It breaks a cinephile’s heart to see yet another film poorly handled by an editor. When will this stop? We have so many talented directors today who keep turning their films over to editors who have no idea what they’re doing. Adding to the insanity is the fact that America’s top critics remain silent on the issue. Am I the only cinephile left in America who even notices editing and understands the essential role it plays in bringing films to life? When every scene is five times longer than it needs to be, it’s almost impossible to remain engaged with a film after about a half-hour.
There is much to enjoy in the film, however. Cary Fukunaga is a great new director whose last film, “Sin Nombre,” was one of the treasures of 2009. It’s great to see him continuing to develop his craft. Let’s hope that this experience with “Jane Eyre” teaches him a lesson about the importance of choosing his editor carefully.

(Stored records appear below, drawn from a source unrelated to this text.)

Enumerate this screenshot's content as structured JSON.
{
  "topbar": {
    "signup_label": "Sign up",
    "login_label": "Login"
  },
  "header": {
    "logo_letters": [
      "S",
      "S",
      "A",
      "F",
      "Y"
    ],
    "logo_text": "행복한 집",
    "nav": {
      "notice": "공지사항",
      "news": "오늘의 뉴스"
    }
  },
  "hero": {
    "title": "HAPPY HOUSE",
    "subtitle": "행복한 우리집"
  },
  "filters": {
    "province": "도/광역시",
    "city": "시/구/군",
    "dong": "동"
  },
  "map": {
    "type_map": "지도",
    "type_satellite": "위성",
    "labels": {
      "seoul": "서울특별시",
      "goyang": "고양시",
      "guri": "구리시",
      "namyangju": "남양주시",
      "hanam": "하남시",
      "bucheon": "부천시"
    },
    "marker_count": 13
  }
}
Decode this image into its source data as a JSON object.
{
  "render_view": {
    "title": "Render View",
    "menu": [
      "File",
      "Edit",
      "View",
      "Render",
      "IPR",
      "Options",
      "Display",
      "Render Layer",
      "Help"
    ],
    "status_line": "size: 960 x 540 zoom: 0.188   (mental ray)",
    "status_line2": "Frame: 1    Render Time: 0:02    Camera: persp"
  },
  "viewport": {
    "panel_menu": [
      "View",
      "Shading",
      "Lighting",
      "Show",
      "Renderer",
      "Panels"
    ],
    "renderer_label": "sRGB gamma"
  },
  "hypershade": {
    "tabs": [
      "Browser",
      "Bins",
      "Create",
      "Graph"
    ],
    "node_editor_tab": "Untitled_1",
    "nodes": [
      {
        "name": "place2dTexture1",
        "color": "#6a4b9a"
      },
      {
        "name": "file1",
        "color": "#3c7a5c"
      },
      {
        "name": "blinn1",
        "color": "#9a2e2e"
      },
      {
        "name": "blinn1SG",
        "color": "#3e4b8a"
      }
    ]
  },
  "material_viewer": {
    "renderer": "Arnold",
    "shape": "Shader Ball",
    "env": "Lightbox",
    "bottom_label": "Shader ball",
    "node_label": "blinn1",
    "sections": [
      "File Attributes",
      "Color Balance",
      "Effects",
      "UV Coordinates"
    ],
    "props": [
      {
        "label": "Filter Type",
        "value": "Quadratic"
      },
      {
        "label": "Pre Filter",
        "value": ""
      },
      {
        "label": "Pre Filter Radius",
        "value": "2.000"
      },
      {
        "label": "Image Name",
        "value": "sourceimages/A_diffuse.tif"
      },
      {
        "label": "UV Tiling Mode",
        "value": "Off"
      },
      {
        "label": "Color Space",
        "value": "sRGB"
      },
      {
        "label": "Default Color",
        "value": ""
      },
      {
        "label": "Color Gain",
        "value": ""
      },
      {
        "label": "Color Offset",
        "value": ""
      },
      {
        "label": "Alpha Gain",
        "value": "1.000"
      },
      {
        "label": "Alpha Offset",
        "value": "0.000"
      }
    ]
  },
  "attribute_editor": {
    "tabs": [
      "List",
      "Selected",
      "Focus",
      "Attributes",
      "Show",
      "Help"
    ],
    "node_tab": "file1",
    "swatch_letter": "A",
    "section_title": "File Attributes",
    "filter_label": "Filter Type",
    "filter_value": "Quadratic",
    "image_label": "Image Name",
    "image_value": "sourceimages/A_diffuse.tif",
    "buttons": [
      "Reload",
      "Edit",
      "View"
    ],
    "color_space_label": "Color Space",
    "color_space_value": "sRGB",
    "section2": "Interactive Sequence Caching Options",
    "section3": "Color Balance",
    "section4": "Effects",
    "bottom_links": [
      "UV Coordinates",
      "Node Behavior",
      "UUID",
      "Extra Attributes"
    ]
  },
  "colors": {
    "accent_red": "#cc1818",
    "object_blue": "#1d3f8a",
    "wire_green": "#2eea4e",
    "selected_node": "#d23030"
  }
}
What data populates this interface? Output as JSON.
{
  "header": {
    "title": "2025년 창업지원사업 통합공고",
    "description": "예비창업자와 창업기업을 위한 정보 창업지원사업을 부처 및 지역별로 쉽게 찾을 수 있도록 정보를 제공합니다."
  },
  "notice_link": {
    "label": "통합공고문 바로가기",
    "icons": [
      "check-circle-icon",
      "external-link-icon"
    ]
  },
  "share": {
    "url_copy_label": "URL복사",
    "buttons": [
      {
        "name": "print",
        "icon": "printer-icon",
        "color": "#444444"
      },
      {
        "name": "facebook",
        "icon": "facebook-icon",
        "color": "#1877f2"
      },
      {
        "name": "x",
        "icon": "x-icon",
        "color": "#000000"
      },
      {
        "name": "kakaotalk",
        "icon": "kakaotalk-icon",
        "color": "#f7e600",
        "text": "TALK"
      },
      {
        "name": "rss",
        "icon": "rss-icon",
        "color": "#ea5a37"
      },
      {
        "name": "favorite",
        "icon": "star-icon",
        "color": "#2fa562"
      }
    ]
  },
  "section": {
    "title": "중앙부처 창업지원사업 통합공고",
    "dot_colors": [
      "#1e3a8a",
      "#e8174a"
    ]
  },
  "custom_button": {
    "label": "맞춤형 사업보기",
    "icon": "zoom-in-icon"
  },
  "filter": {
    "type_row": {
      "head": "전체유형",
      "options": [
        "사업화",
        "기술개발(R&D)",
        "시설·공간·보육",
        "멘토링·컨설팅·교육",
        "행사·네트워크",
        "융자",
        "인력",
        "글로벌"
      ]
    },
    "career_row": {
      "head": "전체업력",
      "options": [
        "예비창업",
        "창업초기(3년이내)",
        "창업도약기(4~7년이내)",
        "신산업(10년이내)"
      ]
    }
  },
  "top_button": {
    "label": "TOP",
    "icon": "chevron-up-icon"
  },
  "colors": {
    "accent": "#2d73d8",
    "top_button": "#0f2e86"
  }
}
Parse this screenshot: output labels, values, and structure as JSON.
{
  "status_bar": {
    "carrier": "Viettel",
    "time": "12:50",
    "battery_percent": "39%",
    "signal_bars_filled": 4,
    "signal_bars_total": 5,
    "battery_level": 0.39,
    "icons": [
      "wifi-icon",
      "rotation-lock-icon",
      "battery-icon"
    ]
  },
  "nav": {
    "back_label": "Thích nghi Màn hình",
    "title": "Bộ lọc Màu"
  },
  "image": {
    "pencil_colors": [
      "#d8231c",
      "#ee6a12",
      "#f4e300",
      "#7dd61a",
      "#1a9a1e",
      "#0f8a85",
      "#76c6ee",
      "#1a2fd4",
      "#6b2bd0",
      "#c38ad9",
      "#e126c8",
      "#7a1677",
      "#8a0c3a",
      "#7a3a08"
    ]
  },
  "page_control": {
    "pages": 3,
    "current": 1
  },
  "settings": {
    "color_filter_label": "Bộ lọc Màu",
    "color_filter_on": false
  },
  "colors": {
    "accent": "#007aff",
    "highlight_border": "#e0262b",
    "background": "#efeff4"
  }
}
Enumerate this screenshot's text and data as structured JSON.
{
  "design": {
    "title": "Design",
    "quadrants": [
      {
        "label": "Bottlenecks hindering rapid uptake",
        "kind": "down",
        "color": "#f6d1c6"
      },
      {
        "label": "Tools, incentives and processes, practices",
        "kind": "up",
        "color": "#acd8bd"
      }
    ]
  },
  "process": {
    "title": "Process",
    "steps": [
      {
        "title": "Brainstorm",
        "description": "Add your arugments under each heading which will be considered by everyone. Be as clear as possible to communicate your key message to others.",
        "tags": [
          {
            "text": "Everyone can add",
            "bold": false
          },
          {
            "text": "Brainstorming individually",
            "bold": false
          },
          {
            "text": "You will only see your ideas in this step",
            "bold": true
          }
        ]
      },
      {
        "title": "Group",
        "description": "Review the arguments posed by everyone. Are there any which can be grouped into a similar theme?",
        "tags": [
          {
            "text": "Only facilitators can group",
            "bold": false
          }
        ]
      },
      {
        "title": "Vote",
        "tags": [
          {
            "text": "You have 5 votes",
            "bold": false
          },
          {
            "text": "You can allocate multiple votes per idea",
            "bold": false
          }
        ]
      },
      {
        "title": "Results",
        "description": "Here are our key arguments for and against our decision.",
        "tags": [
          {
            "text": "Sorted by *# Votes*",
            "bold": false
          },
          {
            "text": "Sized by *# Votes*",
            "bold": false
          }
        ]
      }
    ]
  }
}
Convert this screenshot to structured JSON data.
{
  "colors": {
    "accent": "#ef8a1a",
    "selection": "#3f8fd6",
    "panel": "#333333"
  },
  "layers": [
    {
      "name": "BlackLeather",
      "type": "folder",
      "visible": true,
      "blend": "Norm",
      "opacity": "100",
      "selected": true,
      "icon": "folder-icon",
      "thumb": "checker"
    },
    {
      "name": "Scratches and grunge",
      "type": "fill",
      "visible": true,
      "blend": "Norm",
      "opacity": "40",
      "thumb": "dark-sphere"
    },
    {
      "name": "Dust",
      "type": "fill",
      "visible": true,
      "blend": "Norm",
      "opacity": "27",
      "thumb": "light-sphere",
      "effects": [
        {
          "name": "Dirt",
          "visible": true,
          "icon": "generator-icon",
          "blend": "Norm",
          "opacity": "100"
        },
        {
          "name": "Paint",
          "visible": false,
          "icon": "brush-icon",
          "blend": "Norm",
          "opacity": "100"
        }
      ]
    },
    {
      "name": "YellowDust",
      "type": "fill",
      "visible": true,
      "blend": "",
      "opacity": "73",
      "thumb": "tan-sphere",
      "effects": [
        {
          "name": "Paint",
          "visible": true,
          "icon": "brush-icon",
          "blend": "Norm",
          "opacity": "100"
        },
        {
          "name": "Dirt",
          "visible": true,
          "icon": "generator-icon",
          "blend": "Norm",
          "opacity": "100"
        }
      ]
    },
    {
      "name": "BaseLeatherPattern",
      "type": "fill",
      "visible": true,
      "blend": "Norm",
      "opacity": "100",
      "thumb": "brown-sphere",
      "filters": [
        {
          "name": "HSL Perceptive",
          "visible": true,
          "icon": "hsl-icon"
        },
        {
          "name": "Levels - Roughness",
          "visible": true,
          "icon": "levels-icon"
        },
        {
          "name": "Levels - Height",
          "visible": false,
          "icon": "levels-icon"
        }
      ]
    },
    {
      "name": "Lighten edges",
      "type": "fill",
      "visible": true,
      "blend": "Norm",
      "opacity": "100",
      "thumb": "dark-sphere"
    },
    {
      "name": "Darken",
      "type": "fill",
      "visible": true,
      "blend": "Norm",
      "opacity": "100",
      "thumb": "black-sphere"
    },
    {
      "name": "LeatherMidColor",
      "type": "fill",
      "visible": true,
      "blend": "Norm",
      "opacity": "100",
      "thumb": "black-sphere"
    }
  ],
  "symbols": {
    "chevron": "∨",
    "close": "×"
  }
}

Fukunaga’s approach is highly austere, which I appreciate. There’s a lot of humor in the verbal jousting between Jane and Rochester, but neither actor ever laughs. Sometimes the austerity becomes overly stiff, but for the most part Fukunaga’s under-stated approach is a delight. Mia Wasikowska, coming off her big-time successes with “The Kids Are All Right” and “Alice in Wonderland,” plays Jane with an emphasis on quiet dignity, intelligence, and plain looks. [unfinished]

William Dunmyer

 
William Dunmyer is a lifelong cinephile who fell in love with movies at about the age of 5. He lives in New York City.